## EXERCISE OBJECTIVE
Will you extract the entries word for word? Images should not appear in the copy.
------ DATA PROVIDED ------
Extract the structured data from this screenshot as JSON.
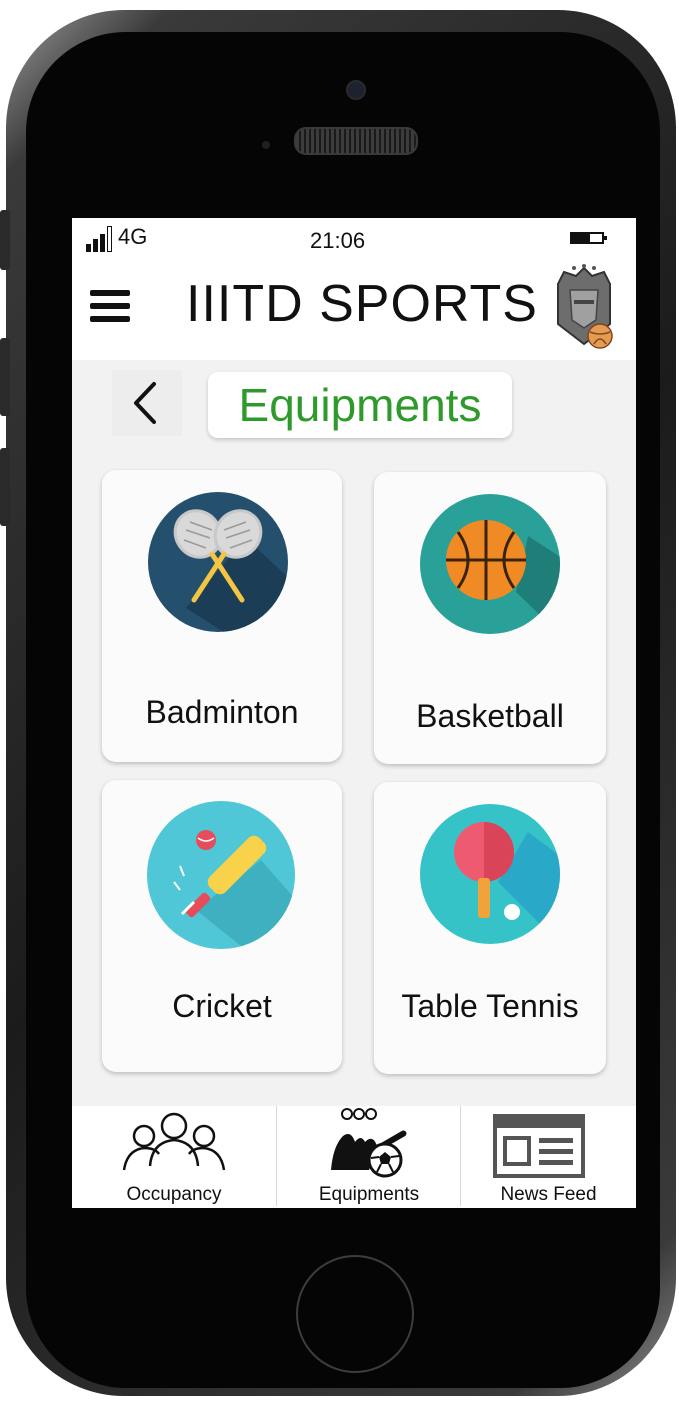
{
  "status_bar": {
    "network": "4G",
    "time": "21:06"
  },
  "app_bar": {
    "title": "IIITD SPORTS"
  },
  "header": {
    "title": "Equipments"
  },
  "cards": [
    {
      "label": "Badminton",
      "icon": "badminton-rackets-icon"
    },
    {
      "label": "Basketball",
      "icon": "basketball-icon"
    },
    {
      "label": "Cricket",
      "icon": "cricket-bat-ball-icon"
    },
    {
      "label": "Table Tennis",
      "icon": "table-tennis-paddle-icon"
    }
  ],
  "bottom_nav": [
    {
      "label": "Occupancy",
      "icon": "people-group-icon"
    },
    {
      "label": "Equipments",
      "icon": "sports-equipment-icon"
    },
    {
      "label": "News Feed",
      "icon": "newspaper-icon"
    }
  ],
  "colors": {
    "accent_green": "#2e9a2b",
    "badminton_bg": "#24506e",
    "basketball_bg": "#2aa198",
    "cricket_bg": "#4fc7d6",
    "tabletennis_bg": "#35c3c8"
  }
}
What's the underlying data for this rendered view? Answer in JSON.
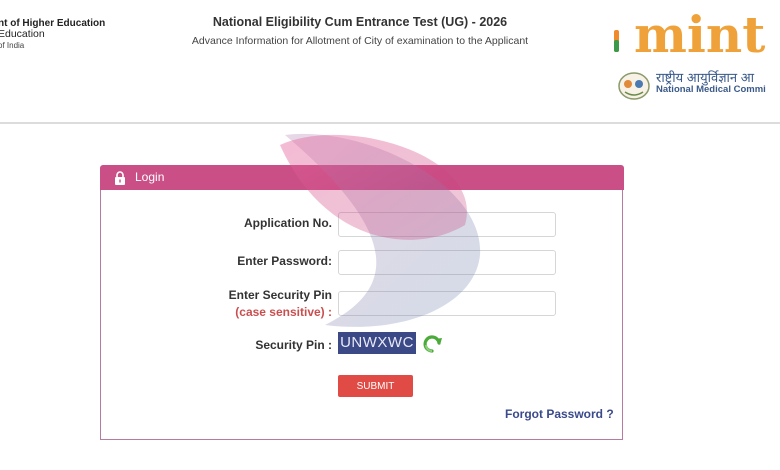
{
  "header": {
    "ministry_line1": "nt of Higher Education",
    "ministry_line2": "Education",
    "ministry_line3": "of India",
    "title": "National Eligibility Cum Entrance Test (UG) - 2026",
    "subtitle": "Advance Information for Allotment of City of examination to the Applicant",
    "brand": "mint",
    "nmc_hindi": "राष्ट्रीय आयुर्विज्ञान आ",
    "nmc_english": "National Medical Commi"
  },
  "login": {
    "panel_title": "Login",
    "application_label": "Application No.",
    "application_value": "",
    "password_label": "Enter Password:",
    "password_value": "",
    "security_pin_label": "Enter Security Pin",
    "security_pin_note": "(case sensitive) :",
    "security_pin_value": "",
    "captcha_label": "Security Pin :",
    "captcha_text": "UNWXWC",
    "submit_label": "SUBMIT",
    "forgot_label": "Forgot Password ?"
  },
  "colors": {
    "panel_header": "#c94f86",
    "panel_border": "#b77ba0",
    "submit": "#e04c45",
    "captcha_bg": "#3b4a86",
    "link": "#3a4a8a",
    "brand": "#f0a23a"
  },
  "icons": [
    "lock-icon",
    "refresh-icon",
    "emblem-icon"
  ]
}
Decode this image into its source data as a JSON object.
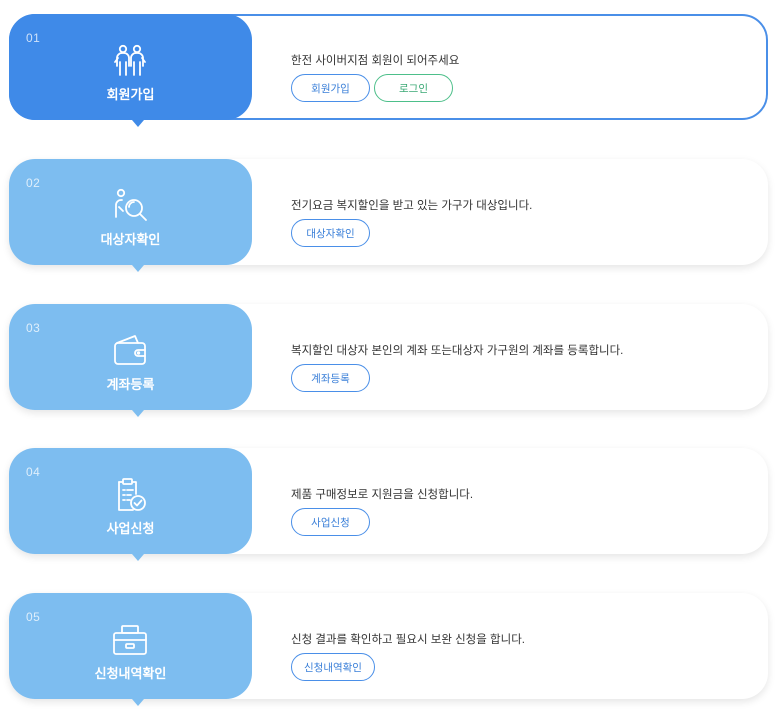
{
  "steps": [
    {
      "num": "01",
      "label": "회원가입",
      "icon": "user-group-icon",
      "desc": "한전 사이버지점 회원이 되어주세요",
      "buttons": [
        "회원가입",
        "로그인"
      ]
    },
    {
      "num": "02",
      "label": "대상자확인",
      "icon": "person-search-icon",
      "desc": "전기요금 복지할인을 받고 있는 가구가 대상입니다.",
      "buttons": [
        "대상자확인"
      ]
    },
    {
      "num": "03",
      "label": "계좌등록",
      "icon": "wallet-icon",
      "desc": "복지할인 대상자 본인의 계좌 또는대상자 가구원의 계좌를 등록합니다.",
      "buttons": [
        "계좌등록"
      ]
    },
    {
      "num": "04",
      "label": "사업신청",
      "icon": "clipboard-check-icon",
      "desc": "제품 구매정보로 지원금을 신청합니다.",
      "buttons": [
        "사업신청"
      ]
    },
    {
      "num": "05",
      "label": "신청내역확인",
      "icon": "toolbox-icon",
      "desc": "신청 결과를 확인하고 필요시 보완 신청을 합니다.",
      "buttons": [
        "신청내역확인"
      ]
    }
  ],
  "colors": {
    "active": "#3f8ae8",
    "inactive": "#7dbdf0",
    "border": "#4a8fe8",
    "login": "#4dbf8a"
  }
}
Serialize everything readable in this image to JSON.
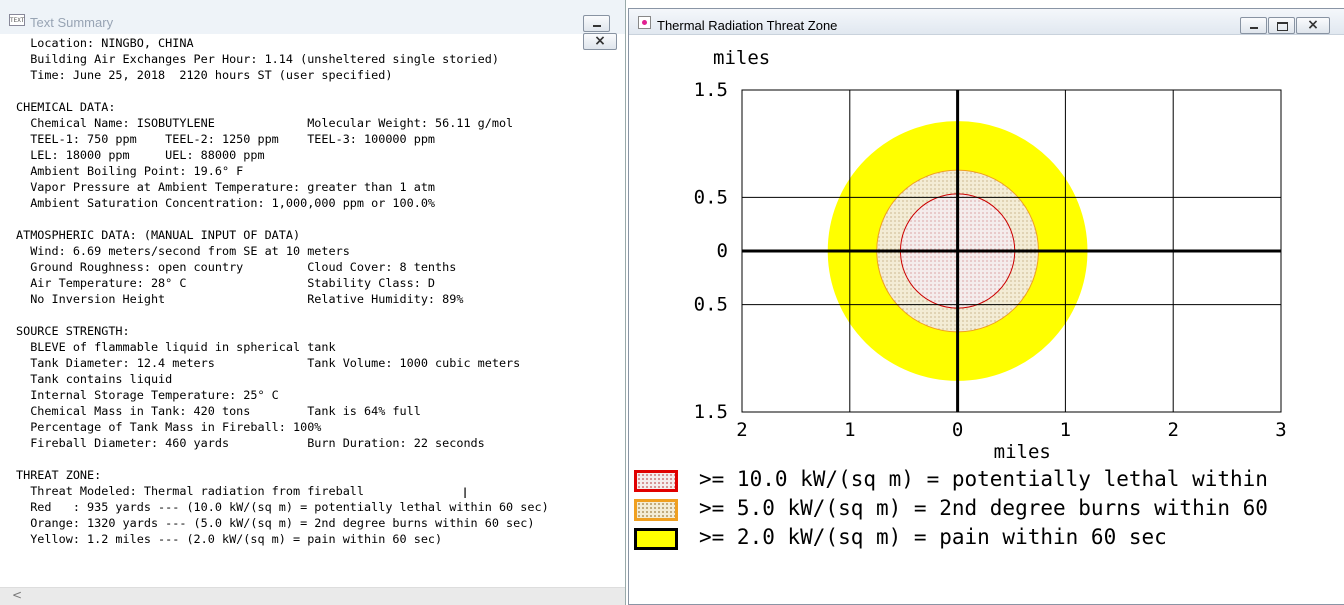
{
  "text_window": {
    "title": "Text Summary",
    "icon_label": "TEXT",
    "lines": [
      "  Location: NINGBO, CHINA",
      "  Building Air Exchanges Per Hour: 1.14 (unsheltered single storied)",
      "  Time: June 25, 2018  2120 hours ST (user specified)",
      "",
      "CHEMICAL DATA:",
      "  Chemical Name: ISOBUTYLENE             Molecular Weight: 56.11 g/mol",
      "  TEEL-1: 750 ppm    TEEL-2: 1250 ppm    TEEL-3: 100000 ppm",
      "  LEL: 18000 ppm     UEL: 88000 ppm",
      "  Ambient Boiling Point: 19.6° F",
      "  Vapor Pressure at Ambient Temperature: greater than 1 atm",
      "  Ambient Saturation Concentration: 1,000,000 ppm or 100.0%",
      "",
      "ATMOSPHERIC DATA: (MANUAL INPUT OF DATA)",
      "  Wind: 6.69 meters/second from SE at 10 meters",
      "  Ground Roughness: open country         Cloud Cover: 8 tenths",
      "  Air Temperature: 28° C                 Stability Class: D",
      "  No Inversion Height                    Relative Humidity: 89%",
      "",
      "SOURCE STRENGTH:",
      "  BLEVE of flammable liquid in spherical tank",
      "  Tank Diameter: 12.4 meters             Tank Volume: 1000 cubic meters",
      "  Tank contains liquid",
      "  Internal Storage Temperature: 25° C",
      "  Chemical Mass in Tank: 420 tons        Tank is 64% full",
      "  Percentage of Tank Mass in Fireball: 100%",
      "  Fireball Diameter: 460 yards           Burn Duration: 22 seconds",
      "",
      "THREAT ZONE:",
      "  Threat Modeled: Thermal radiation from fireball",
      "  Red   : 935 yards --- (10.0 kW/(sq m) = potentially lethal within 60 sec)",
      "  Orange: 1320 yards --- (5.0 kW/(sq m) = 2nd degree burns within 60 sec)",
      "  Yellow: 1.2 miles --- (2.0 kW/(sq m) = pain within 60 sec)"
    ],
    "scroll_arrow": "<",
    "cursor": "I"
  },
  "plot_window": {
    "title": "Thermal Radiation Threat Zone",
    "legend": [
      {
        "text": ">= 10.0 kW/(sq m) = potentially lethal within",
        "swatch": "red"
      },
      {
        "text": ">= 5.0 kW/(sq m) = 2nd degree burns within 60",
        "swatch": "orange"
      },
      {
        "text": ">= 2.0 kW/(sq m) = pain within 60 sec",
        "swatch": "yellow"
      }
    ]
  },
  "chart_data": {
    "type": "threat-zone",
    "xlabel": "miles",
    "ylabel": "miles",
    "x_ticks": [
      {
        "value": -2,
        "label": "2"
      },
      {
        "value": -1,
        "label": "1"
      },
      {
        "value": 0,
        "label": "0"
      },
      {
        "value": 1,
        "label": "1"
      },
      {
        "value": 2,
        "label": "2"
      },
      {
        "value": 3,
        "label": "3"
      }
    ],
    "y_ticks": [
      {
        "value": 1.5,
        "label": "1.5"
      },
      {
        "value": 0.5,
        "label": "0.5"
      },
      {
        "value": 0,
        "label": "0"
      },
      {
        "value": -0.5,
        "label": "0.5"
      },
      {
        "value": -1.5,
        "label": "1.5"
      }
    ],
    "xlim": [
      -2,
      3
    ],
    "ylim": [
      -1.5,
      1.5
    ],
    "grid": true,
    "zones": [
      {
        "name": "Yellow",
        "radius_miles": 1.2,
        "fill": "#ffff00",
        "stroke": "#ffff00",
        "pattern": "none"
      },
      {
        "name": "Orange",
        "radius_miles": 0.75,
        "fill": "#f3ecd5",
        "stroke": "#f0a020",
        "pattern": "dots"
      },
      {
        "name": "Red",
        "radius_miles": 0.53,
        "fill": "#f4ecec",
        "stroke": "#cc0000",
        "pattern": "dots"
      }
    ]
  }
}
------
## EXERCISE OUTPUT
Extract the structured data from this screenshot as JSON.
{
  "status_bar": {
    "network": "4G",
    "time": "21:06"
  },
  "app_bar": {
    "title": "IIITD SPORTS"
  },
  "header": {
    "title": "Equipments"
  },
  "cards": [
    {
      "label": "Badminton",
      "icon": "badminton-rackets-icon"
    },
    {
      "label": "Basketball",
      "icon": "basketball-icon"
    },
    {
      "label": "Cricket",
      "icon": "cricket-bat-ball-icon"
    },
    {
      "label": "Table Tennis",
      "icon": "table-tennis-paddle-icon"
    }
  ],
  "bottom_nav": [
    {
      "label": "Occupancy",
      "icon": "people-group-icon"
    },
    {
      "label": "Equipments",
      "icon": "sports-equipment-icon"
    },
    {
      "label": "News Feed",
      "icon": "newspaper-icon"
    }
  ],
  "colors": {
    "accent_green": "#2e9a2b",
    "badminton_bg": "#24506e",
    "basketball_bg": "#2aa198",
    "cricket_bg": "#4fc7d6",
    "tabletennis_bg": "#35c3c8"
  }
}
What's the underlying data for this rendered view? Answer in JSON.
{
  "header": {
    "ministry_line1": "nt of Higher Education",
    "ministry_line2": "Education",
    "ministry_line3": "of India",
    "title": "National Eligibility Cum Entrance Test (UG) - 2026",
    "subtitle": "Advance Information for Allotment of City of examination to the Applicant",
    "brand": "mint",
    "nmc_hindi": "राष्ट्रीय आयुर्विज्ञान आ",
    "nmc_english": "National Medical Commi"
  },
  "login": {
    "panel_title": "Login",
    "application_label": "Application No.",
    "application_value": "",
    "password_label": "Enter Password:",
    "password_value": "",
    "security_pin_label": "Enter Security Pin",
    "security_pin_note": "(case sensitive) :",
    "security_pin_value": "",
    "captcha_label": "Security Pin :",
    "captcha_text": "UNWXWC",
    "submit_label": "SUBMIT",
    "forgot_label": "Forgot Password ?"
  },
  "colors": {
    "panel_header": "#c94f86",
    "panel_border": "#b77ba0",
    "submit": "#e04c45",
    "captcha_bg": "#3b4a86",
    "link": "#3a4a8a",
    "brand": "#f0a23a"
  },
  "icons": [
    "lock-icon",
    "refresh-icon",
    "emblem-icon"
  ]
}
Decode this image into its source data as a JSON object.
{
  "steps": [
    {
      "num": "01",
      "label": "회원가입",
      "icon": "user-group-icon",
      "desc": "한전 사이버지점 회원이 되어주세요",
      "buttons": [
        "회원가입",
        "로그인"
      ]
    },
    {
      "num": "02",
      "label": "대상자확인",
      "icon": "person-search-icon",
      "desc": "전기요금 복지할인을 받고 있는 가구가 대상입니다.",
      "buttons": [
        "대상자확인"
      ]
    },
    {
      "num": "03",
      "label": "계좌등록",
      "icon": "wallet-icon",
      "desc": "복지할인 대상자 본인의 계좌 또는대상자 가구원의 계좌를 등록합니다.",
      "buttons": [
        "계좌등록"
      ]
    },
    {
      "num": "04",
      "label": "사업신청",
      "icon": "clipboard-check-icon",
      "desc": "제품 구매정보로 지원금을 신청합니다.",
      "buttons": [
        "사업신청"
      ]
    },
    {
      "num": "05",
      "label": "신청내역확인",
      "icon": "toolbox-icon",
      "desc": "신청 결과를 확인하고 필요시 보완 신청을 합니다.",
      "buttons": [
        "신청내역확인"
      ]
    }
  ],
  "colors": {
    "active": "#3f8ae8",
    "inactive": "#7dbdf0",
    "border": "#4a8fe8",
    "login": "#4dbf8a"
  }
}
Serialize everything readable in this image to JSON.
{
  "text_window": {
    "title": "Text Summary",
    "icon_label": "TEXT",
    "lines": [
      "  Location: NINGBO, CHINA",
      "  Building Air Exchanges Per Hour: 1.14 (unsheltered single storied)",
      "  Time: June 25, 2018  2120 hours ST (user specified)",
      "",
      "CHEMICAL DATA:",
      "  Chemical Name: ISOBUTYLENE             Molecular Weight: 56.11 g/mol",
      "  TEEL-1: 750 ppm    TEEL-2: 1250 ppm    TEEL-3: 100000 ppm",
      "  LEL: 18000 ppm     UEL: 88000 ppm",
      "  Ambient Boiling Point: 19.6° F",
      "  Vapor Pressure at Ambient Temperature: greater than 1 atm",
      "  Ambient Saturation Concentration: 1,000,000 ppm or 100.0%",
      "",
      "ATMOSPHERIC DATA: (MANUAL INPUT OF DATA)",
      "  Wind: 6.69 meters/second from SE at 10 meters",
      "  Ground Roughness: open country         Cloud Cover: 8 tenths",
      "  Air Temperature: 28° C                 Stability Class: D",
      "  No Inversion Height                    Relative Humidity: 89%",
      "",
      "SOURCE STRENGTH:",
      "  BLEVE of flammable liquid in spherical tank",
      "  Tank Diameter: 12.4 meters             Tank Volume: 1000 cubic meters",
      "  Tank contains liquid",
      "  Internal Storage Temperature: 25° C",
      "  Chemical Mass in Tank: 420 tons        Tank is 64% full",
      "  Percentage of Tank Mass in Fireball: 100%",
      "  Fireball Diameter: 460 yards           Burn Duration: 22 seconds",
      "",
      "THREAT ZONE:",
      "  Threat Modeled: Thermal radiation from fireball",
      "  Red   : 935 yards --- (10.0 kW/(sq m) = potentially lethal within 60 sec)",
      "  Orange: 1320 yards --- (5.0 kW/(sq m) = 2nd degree burns within 60 sec)",
      "  Yellow: 1.2 miles --- (2.0 kW/(sq m) = pain within 60 sec)"
    ],
    "scroll_arrow": "<",
    "cursor": "I"
  },
  "plot_window": {
    "title": "Thermal Radiation Threat Zone",
    "legend": [
      {
        "text": ">= 10.0 kW/(sq m) = potentially lethal within",
        "swatch": "red"
      },
      {
        "text": ">= 5.0 kW/(sq m) = 2nd degree burns within 60",
        "swatch": "orange"
      },
      {
        "text": ">= 2.0 kW/(sq m) = pain within 60 sec",
        "swatch": "yellow"
      }
    ]
  },
  "chart_data": {
    "type": "threat-zone",
    "xlabel": "miles",
    "ylabel": "miles",
    "x_ticks": [
      {
        "value": -2,
        "label": "2"
      },
      {
        "value": -1,
        "label": "1"
      },
      {
        "value": 0,
        "label": "0"
      },
      {
        "value": 1,
        "label": "1"
      },
      {
        "value": 2,
        "label": "2"
      },
      {
        "value": 3,
        "label": "3"
      }
    ],
    "y_ticks": [
      {
        "value": 1.5,
        "label": "1.5"
      },
      {
        "value": 0.5,
        "label": "0.5"
      },
      {
        "value": 0,
        "label": "0"
      },
      {
        "value": -0.5,
        "label": "0.5"
      },
      {
        "value": -1.5,
        "label": "1.5"
      }
    ],
    "xlim": [
      -2,
      3
    ],
    "ylim": [
      -1.5,
      1.5
    ],
    "grid": true,
    "zones": [
      {
        "name": "Yellow",
        "radius_miles": 1.2,
        "fill": "#ffff00",
        "stroke": "#ffff00",
        "pattern": "none"
      },
      {
        "name": "Orange",
        "radius_miles": 0.75,
        "fill": "#f3ecd5",
        "stroke": "#f0a020",
        "pattern": "dots"
      },
      {
        "name": "Red",
        "radius_miles": 0.53,
        "fill": "#f4ecec",
        "stroke": "#cc0000",
        "pattern": "dots"
      }
    ]
  }
}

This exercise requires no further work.